My apologies -- I normally delete remarks about individual teachers, but I went out of town for a long weekend and am just checking this strand. Thanks to all of you who did a good job of laying out the ground rules and defending the individuals.

Anonymous said...

So, Ann, why haven't you yet deleted the post referring to a teacher by name if you have been aware of the post since this afternoon? Whether the teacher been defended or not, shouldn't that post be taken off the board?

Ann Doss Helms said...

Done, 9:13. I was wavering because it had been out there and has sparked so many related threads, but based on a couple of suggestions, I have taken down all that name the individuals. If anyone else is still jumping in, that's where the comments about a Glenn Beck assignment come from.

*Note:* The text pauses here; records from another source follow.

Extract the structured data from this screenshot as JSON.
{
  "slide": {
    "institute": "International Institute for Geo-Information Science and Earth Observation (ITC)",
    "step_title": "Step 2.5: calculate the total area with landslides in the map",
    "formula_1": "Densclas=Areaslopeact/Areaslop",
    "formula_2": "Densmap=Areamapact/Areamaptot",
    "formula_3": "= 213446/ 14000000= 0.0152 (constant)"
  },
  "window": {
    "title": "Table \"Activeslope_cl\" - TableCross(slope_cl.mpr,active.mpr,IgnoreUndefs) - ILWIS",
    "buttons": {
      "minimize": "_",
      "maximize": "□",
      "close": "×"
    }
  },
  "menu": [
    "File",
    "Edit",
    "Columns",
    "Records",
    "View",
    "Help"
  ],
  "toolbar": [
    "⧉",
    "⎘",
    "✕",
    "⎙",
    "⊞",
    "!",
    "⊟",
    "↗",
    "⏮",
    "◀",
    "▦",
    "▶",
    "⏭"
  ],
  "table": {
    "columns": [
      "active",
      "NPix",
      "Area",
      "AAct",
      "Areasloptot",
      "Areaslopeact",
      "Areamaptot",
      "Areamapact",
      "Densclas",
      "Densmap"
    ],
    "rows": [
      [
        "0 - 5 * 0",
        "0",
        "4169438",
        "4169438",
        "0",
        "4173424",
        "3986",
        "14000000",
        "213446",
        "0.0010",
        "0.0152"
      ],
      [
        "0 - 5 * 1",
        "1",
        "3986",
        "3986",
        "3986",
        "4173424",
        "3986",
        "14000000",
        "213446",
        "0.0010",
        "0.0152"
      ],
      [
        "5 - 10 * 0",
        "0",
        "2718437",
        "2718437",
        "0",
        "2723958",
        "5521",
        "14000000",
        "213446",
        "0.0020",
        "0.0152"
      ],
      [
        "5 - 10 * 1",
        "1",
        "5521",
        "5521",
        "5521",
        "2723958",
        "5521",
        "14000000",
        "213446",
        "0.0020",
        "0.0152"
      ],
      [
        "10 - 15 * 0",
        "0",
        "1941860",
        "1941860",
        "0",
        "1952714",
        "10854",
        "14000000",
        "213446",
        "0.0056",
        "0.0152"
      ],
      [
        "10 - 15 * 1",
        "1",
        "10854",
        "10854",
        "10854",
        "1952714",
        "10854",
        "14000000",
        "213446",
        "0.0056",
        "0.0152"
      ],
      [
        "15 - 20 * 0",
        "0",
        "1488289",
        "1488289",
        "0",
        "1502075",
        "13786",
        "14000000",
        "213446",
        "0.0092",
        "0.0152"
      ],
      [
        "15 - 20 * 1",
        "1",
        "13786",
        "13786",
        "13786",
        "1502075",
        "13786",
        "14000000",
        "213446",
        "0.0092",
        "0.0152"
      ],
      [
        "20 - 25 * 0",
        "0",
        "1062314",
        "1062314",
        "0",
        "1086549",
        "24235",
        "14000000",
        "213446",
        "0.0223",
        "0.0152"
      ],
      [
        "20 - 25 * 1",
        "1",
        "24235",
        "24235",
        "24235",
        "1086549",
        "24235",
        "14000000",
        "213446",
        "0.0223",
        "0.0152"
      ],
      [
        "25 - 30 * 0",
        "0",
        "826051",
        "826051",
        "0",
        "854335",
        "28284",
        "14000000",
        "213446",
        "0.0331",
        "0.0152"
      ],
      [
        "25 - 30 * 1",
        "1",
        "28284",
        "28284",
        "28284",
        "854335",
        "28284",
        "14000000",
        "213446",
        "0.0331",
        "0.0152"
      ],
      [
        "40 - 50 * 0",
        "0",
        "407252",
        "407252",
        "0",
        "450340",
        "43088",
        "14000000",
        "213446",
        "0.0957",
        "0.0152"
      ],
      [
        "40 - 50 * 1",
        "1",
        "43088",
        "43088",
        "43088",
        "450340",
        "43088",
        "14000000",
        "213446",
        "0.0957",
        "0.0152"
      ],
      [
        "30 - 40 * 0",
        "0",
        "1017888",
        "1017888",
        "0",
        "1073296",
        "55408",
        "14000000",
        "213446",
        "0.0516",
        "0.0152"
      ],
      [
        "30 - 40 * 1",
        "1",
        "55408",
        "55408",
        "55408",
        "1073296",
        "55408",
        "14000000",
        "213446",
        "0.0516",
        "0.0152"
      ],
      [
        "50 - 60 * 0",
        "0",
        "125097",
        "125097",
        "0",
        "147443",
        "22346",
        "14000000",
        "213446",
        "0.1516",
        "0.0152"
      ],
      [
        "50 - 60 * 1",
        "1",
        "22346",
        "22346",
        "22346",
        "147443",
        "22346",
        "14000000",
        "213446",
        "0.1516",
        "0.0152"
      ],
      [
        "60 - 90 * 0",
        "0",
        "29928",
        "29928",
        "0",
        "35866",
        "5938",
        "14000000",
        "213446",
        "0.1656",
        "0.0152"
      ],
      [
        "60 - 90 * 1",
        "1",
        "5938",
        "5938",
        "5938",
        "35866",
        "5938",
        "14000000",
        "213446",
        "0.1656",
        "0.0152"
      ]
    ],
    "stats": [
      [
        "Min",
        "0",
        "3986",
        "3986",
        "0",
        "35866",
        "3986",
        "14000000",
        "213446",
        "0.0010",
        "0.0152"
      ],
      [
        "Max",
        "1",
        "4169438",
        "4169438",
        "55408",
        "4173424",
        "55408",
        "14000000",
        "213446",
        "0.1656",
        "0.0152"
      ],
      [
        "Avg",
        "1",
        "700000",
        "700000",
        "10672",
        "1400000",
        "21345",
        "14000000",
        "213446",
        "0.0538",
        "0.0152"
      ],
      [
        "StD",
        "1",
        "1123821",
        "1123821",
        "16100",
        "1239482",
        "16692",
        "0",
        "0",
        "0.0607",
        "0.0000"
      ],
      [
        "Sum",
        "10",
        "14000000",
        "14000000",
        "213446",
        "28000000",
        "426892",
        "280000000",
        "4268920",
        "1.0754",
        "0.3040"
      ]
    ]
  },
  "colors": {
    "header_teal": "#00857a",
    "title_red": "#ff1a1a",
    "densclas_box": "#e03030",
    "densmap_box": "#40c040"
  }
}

Anonymous said...

If the child was ridiculed and exposed to 20-30 classmates. They sure do know his name. Why not the teacher's

derre said...



Note to CMS - close some more schools create some more diversity and you wont have a state funded budget. All the families will have left as they are already doing to go to other schools.

Read more here: http://obsyourschools.blogspot.com/2012/10/union-county-schools-top-magazine-list.html#storylink=cpy

Kate said...

Maybe it has everything to do with parent involvement, parent educational levels, income and support. It is easy to be a great school when you start off with great families.

Justin said...


This comment has been removed by a blog administrator.

Nick said...

9:07, you are right but I would add too is look at how the administrations treat the teachers.